S&M – Rihanna (4:03):  Second half of the hill.  We’re going to add a little tension (5/10) and keep climbing.  For each chorus, add tension to get to 7/10 and move into 4 count jumps.  When you hear Rihanna singing “la la la la la come on,” hit it double-time and do some 2 count jumps.

Megalomaniac – KMFDM (6:08):  The good news?  That was the last hill.  The bad news?  We have 14 minutes of intervals between us and the cool down.  German rockers KMFDM put this song out in 1998.  We’re going to use it for some surges, starting at 0:45: 15 seconds on/off, then 30, then 45, then 60.  Want an extra challenge?  Do ’em on a hill (tension 5/10 or 6/10).

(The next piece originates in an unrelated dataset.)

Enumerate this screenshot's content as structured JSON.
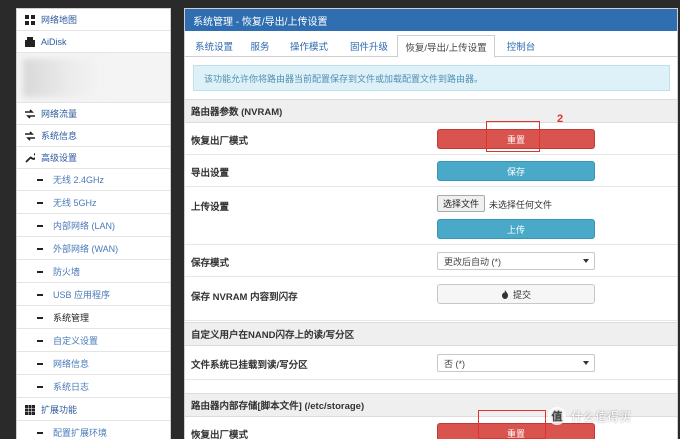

Fire – Scooter (3:30):  Time for a pace line.  Split your riders into three groups.  The deal here is 20 seconds of  full-on sprinting, followed by 40 seconds of recovery, with each group taking three turns at the lead.

Dread Rock – Oakenfold (4:40):  Part of the Matrix Reloaded Soundtrack, this song is perfect to simulate a race to the finish line.  We get some easy spinning for the first 30 seconds, then come out of the saddle to climb from 0:30 – 2:45 while the music builds.  At 2:45 when it picks up again, we explode forward with everything we’ve got left.

Give Me Everything (feat. Ne-Yo, Afrojack, and Nayer) – Pitbull (4:16):  I confess to being far more partial to this song and to Hey Baby (Drop it to the Floor) than Bon Bon.  It’s got beautiful cool down energy, but would work just as well for more jumps.  What, no one’s interested in more jumps?

Ghetto Love – Karl Wolf feat. Kardinal Offishall (3:05):  Wolf is a Montreal hip hop artist who has a knack for updating 80s pop songs.  When I heard that he’d collaborated with Toronto rapper Kardinal Offishall on this new song, I just about did a happy dance.  More excellent cool down energy for some stretching and goodbye music.

You gotta love afterburn: the increased metabolic rate that toasts extra calories for up to 14 hours after you finish a workout.  A recent study out of Appalachian State University quantified the afterburn that comes with a 45 minute cycling session: 190 calories.  Sweet.  The catch is that to get the afterburn, you’ve got to exercise at high intensity: too high to carry on a conversation.  Hmm, sounds like a spin class.  Veteran health journalist and Spinning aficionado Gina Kolata covers the study here.